→ Your task:
For each entry below, output it exactly as it stands.

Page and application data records
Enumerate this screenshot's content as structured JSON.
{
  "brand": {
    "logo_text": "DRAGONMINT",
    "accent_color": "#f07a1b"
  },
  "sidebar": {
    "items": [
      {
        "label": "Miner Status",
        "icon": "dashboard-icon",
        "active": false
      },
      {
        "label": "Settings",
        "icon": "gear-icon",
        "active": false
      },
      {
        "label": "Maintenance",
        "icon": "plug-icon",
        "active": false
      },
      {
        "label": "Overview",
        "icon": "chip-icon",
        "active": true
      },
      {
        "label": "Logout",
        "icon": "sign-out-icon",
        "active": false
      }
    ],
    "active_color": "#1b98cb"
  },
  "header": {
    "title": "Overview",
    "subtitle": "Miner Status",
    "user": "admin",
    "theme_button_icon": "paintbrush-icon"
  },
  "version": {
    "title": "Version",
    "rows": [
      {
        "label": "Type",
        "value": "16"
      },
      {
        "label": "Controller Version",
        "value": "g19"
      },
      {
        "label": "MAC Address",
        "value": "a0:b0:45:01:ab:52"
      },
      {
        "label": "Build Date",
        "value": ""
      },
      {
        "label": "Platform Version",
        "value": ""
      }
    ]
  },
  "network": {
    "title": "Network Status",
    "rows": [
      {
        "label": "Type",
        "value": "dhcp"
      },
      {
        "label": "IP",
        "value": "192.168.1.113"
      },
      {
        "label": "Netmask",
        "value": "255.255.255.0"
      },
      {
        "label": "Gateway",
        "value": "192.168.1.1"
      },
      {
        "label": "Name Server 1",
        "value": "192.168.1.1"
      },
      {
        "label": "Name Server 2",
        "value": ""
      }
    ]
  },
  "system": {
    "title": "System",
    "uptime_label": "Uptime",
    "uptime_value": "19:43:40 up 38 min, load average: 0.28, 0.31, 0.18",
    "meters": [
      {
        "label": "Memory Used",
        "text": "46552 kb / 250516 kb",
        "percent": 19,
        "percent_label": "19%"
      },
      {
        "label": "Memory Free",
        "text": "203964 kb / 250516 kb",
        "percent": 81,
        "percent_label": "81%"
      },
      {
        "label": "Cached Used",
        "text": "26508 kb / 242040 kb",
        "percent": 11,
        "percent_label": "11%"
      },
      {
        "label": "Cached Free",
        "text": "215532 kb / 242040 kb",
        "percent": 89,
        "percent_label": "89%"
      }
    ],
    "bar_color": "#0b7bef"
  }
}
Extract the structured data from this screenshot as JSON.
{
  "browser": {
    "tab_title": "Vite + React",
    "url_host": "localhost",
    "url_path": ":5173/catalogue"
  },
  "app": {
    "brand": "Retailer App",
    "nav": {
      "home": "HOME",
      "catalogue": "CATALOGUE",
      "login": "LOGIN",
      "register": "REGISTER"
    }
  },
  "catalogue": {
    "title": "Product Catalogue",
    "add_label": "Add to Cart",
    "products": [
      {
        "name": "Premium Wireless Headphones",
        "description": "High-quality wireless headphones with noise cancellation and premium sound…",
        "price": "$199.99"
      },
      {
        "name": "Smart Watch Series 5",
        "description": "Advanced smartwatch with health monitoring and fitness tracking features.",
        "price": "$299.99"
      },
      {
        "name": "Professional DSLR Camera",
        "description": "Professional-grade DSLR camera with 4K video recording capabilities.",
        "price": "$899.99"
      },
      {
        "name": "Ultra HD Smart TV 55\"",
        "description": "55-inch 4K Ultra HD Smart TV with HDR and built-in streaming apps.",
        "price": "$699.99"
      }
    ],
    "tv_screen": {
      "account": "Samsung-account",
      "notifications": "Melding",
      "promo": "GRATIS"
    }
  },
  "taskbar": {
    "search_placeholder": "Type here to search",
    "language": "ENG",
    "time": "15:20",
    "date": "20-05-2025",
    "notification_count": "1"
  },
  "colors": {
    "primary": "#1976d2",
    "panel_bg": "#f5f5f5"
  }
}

→ Reply to the exercise:
Enumerate this screenshot's content as structured JSON.
{
  "brand": {
    "logo_text": "DRAGONMINT",
    "accent_color": "#f07a1b"
  },
  "sidebar": {
    "items": [
      {
        "label": "Miner Status",
        "icon": "dashboard-icon",
        "active": false
      },
      {
        "label": "Settings",
        "icon": "gear-icon",
        "active": false
      },
      {
        "label": "Maintenance",
        "icon": "plug-icon",
        "active": false
      },
      {
        "label": "Overview",
        "icon": "chip-icon",
        "active": true
      },
      {
        "label": "Logout",
        "icon": "sign-out-icon",
        "active": false
      }
    ],
    "active_color": "#1b98cb"
  },
  "header": {
    "title": "Overview",
    "subtitle": "Miner Status",
    "user": "admin",
    "theme_button_icon": "paintbrush-icon"
  },
  "version": {
    "title": "Version",
    "rows": [
      {
        "label": "Type",
        "value": "16"
      },
      {
        "label": "Controller Version",
        "value": "g19"
      },
      {
        "label": "MAC Address",
        "value": "a0:b0:45:01:ab:52"
      },
      {
        "label": "Build Date",
        "value": ""
      },
      {
        "label": "Platform Version",
        "value": ""
      }
    ]
  },
  "network": {
    "title": "Network Status",
    "rows": [
      {
        "label": "Type",
        "value": "dhcp"
      },
      {
        "label": "IP",
        "value": "192.168.1.113"
      },
      {
        "label": "Netmask",
        "value": "255.255.255.0"
      },
      {
        "label": "Gateway",
        "value": "192.168.1.1"
      },
      {
        "label": "Name Server 1",
        "value": "192.168.1.1"
      },
      {
        "label": "Name Server 2",
        "value": ""
      }
    ]
  },
  "system": {
    "title": "System",
    "uptime_label": "Uptime",
    "uptime_value": "19:43:40 up 38 min, load average: 0.28, 0.31, 0.18",
    "meters": [
      {
        "label": "Memory Used",
        "text": "46552 kb / 250516 kb",
        "percent": 19,
        "percent_label": "19%"
      },
      {
        "label": "Memory Free",
        "text": "203964 kb / 250516 kb",
        "percent": 81,
        "percent_label": "81%"
      },
      {
        "label": "Cached Used",
        "text": "26508 kb / 242040 kb",
        "percent": 11,
        "percent_label": "11%"
      },
      {
        "label": "Cached Free",
        "text": "215532 kb / 242040 kb",
        "percent": 89,
        "percent_label": "89%"
      }
    ],
    "bar_color": "#0b7bef"
  }
}
Extract the structured data from this screenshot as JSON.
{
  "browser": {
    "tab_title": "Vite + React",
    "url_host": "localhost",
    "url_path": ":5173/catalogue"
  },
  "app": {
    "brand": "Retailer App",
    "nav": {
      "home": "HOME",
      "catalogue": "CATALOGUE",
      "login": "LOGIN",
      "register": "REGISTER"
    }
  },
  "catalogue": {
    "title": "Product Catalogue",
    "add_label": "Add to Cart",
    "products": [
      {
        "name": "Premium Wireless Headphones",
        "description": "High-quality wireless headphones with noise cancellation and premium sound…",
        "price": "$199.99"
      },
      {
        "name": "Smart Watch Series 5",
        "description": "Advanced smartwatch with health monitoring and fitness tracking features.",
        "price": "$299.99"
      },
      {
        "name": "Professional DSLR Camera",
        "description": "Professional-grade DSLR camera with 4K video recording capabilities.",
        "price": "$899.99"
      },
      {
        "name": "Ultra HD Smart TV 55\"",
        "description": "55-inch 4K Ultra HD Smart TV with HDR and built-in streaming apps.",
        "price": "$699.99"
      }
    ],
    "tv_screen": {
      "account": "Samsung-account",
      "notifications": "Melding",
      "promo": "GRATIS"
    }
  },
  "taskbar": {
    "search_placeholder": "Type here to search",
    "language": "ENG",
    "time": "15:20",
    "date": "20-05-2025",
    "notification_count": "1"
  },
  "colors": {
    "primary": "#1976d2",
    "panel_bg": "#f5f5f5"
  }
}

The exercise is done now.